Do as I say, not as I do
Phil Gerard, one of the mentors in my MFA program, once said, “writing an essay or story is like designing a church, whereas crafting a book is akin to building a cathedral. “ His message is as writers we need to be good at building smaller stories before we can expand our horizons.
Some days I’m a total failure.
Like today. I am stuck in a scene in a library where I know I crafted some great interior monologue about my protagonist’ relationship and history with libraries, but I can’t find it. My organization system is an ADD mix of stuff I write on the computer, late night scenes or passages scrawled on one of the many notebooks next to my bed, notes created in a mini notebook in my purse, passages tapped out on my ipad in Pages, and things scribbled on random post-it notes.
I have tried organizing by outline, forming a skeletal structure on which to build my tale, but I deviate to the point my frame collapses. I try to be systematic ad organized, and envy friends and family who have a place for everything . I’ve tried to be neat, but I get very nervous and feel an ureg to mess things up. I can’t write when things are too neat. It suffocates me. A coworker once described my methods as anal explosive. Yet I know where everything is, (except my library scene) and miraculously, I have written several novel, a memoir, and countless stories and poems. I do not recommend my methods. . 1. Find an organization system that works for you, and helps you get the job done..

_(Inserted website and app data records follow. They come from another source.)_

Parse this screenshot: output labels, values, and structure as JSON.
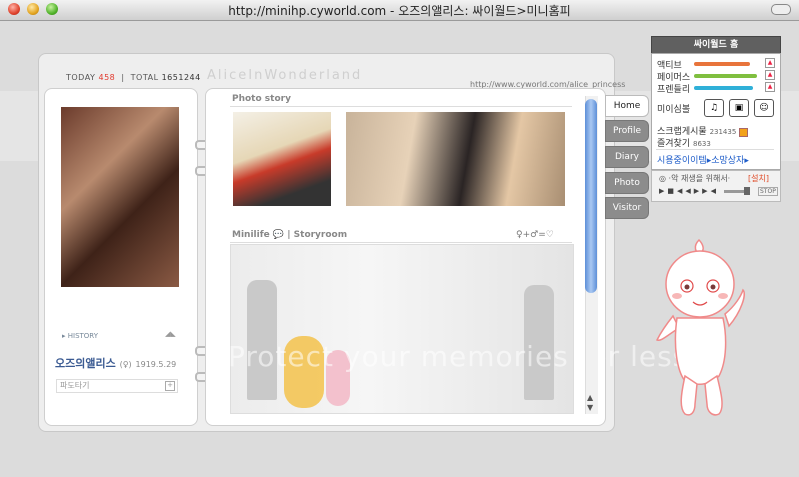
{
  "window": {
    "title": "http://minihp.cyworld.com - 오즈의앨리스: 싸이월드>미니홈피"
  },
  "counter": {
    "today_label": "TODAY",
    "today_value": "458",
    "total_label": "TOTAL",
    "total_value": "1651244"
  },
  "header": {
    "script_title": "AliceInWonderland",
    "url": "http://www.cyworld.com/alice_princess"
  },
  "left": {
    "history_label": "HISTORY",
    "owner_name": "오즈의앨리스",
    "owner_gender": "(♀)",
    "owner_birth": "1919.5.29",
    "wave_label": "파도타기"
  },
  "main": {
    "photo_story": "Photo story",
    "minilife": "Minilife",
    "storyroom": "Storyroom",
    "mood_formula": "♀+♂=♡"
  },
  "tabs": [
    "Home",
    "Profile",
    "Diary",
    "Photo",
    "Visitor"
  ],
  "panel": {
    "title": "싸이월드 홈",
    "stats": [
      {
        "label": "액티브",
        "color": "#e8743b",
        "level": 0.85
      },
      {
        "label": "페이머스",
        "color": "#7fbf3f",
        "level": 0.95
      },
      {
        "label": "프렌들리",
        "color": "#2fb0d8",
        "level": 0.9
      }
    ],
    "minimi_label": "미이심볼",
    "scrap_label": "스크랩게시물",
    "scrap_value": "231435",
    "fav_label": "즐겨찾기",
    "fav_value": "8633",
    "link_items": "시용중이이템",
    "link_wish": "소망상자"
  },
  "player": {
    "message": "·악 재생을 위해서·",
    "setup": "[설치]",
    "stop_label": "STOP"
  },
  "watermark": "Protect your memories for less!"
}
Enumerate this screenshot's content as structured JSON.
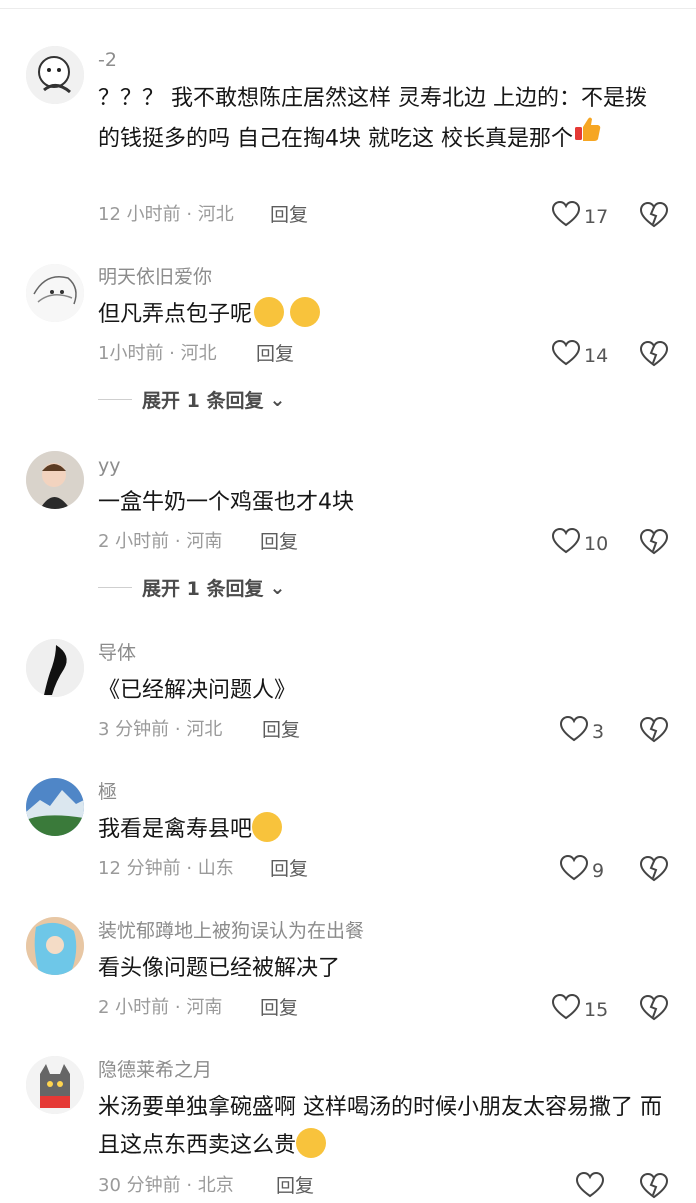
{
  "comments": [
    {
      "username": "-2",
      "text_main": "？？？ 我不敢想陈庄居然这样    灵寿北边 上边的：不是拨的钱挺多的吗  自己在掏4块    就吃这    校长真是那个",
      "emoji": "thumbs-up",
      "time": "12 小时前 · 河北",
      "reply": "回复",
      "likes": "17"
    },
    {
      "username": "明天依旧爱你",
      "text_main": "但凡弄点包子呢",
      "emoji": "pleading-face pleading-face",
      "time": "1小时前 · 河北",
      "reply": "回复",
      "likes": "14",
      "expand": "展开 1 条回复"
    },
    {
      "username": "yy",
      "text_main": "一盒牛奶一个鸡蛋也才4块",
      "time": "2 小时前 · 河南",
      "reply": "回复",
      "likes": "10",
      "expand": "展开 1 条回复"
    },
    {
      "username": "导体",
      "text_main": "《已经解决问题人》",
      "time": "3 分钟前 · 河北",
      "reply": "回复",
      "likes": "3"
    },
    {
      "username": "極",
      "text_main": "我看是禽寿县吧",
      "emoji": "loudly-crying-face",
      "time": "12 分钟前 · 山东",
      "reply": "回复",
      "likes": "9"
    },
    {
      "username": "装忧郁蹲地上被狗误认为在出餐",
      "text_main": "看头像问题已经被解决了",
      "time": "2 小时前 · 河南",
      "reply": "回复",
      "likes": "15"
    },
    {
      "username": "隐德莱希之月",
      "text_main": "米汤要单独拿碗盛啊  这样喝汤的时候小朋友太容易撒了  而且这点东西卖这么贵",
      "emoji": "flushed-face",
      "time": "30 分钟前 · 北京",
      "reply": "回复",
      "likes": ""
    }
  ]
}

2. Make backups. One of my classmates had to add a semester to her program when her computer crashed, thus eating up her thesis. She had no back up. This was in the days before the web, where you couldn't send ginormous files over the internet. And she had not printed up or backed up her manuscript. At the time, (remember this was the Dark Ages of the 90’s) I saved mine on floppies and kept a set at work, another at my father’s house, and set in my briefcase. Now I email updates of files myself and save on flash drives.
3. Don’t lose your credit card. You will waste time looking for it, fretting, and eventually calling the bank, just to find it later in the seat cushions of your couch. Don't even get a credit card if you can help it. Writers don't make enough to pay the balance anyway
(One good thing was when looking for my credit card I found a flash drive I had earlier misplaced.)
4. Check for typos. There is no I in potatioes. My friend Elizabeth loves my typos. Just today I said I may have lost the credit card in the sofa cushions, but I typed spa cushions.
5. Don’t shovel snow for an hour, then spend five hours at the keyboard. It’s really hard on your neck and back. Luckily I have a terrific shiatsu massager which I have used gratuitously these last couple of days, yet I can’t write while my back is pummeled to and from from the shiatsu thingie.
Here is a piece of advice of something I did right:
Change point of view My MFA thesis was a memoir, a terrible piece not fit for your eyes not fit for publication. There were scenes in there concerning my mother’s death I found difficult to write. One of my thesis advisors, Lisa Knopp, suggested I write the scene in third person, stand outside and narrate. I did, and it worked. I still but the altering viewpoint lifted the gate and let me take note of what went on.
Overall, find out what distracts and derails you, manage it, and write.